(To do):
Scan the entries for lines with the word "example", then copy those lines.

(Dataset rows for apps and sites)
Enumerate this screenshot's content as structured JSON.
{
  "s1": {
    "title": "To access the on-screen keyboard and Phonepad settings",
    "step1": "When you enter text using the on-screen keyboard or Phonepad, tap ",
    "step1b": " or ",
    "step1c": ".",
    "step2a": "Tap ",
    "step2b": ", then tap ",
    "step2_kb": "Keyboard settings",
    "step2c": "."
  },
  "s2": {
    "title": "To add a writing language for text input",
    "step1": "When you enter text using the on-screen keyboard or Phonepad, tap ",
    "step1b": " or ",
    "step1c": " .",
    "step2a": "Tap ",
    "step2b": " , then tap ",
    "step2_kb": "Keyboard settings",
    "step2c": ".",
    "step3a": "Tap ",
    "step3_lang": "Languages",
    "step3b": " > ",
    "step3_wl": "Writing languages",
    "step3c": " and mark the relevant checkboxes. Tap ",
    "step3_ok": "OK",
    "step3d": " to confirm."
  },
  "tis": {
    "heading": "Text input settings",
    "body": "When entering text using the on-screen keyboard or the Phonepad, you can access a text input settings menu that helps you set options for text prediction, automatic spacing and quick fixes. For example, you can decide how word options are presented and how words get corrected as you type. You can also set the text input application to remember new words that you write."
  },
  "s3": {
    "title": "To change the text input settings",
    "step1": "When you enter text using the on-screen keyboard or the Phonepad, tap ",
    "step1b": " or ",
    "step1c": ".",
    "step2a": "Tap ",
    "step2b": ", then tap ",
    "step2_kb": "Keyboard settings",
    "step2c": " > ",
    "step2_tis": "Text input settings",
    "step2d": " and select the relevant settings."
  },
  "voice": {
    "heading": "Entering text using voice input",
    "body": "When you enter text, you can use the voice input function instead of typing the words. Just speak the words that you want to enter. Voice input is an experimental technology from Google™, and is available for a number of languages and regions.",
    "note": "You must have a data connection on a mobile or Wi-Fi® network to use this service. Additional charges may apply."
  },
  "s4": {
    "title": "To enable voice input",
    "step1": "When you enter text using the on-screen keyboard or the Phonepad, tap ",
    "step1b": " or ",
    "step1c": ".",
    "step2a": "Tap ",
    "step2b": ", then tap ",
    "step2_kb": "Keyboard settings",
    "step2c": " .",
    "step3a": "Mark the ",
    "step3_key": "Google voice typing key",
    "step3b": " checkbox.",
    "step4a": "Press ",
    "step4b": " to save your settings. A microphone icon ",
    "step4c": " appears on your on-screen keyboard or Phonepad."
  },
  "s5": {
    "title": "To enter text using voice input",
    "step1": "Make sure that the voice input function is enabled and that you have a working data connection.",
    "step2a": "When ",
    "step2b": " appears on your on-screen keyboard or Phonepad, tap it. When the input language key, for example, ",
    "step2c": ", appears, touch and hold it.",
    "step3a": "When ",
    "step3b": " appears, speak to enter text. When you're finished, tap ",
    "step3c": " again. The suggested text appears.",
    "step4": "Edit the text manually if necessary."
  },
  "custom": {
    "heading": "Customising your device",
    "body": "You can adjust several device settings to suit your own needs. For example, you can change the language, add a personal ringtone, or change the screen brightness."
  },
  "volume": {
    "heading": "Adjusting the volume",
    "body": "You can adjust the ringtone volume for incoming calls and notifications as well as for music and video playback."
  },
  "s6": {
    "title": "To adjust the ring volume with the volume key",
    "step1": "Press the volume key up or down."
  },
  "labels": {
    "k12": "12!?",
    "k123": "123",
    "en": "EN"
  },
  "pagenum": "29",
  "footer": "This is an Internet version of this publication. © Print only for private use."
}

(Output of the exercise):
    "body": "When entering text using the on-screen keyboard or the Phonepad, you can access a text input settings menu that helps you set options for text prediction, automatic spacing and quick fixes. For example, you can decide how word options are presented and how words get corrected as you type. You can also set the text input application to remember new words that you write."
    "step2b": " appears on your on-screen keyboard or Phonepad, tap it. When the input language key, for example, ",
    "body": "You can adjust several device settings to suit your own needs. For example, you can change the language, add a personal ringtone, or change the screen brightness."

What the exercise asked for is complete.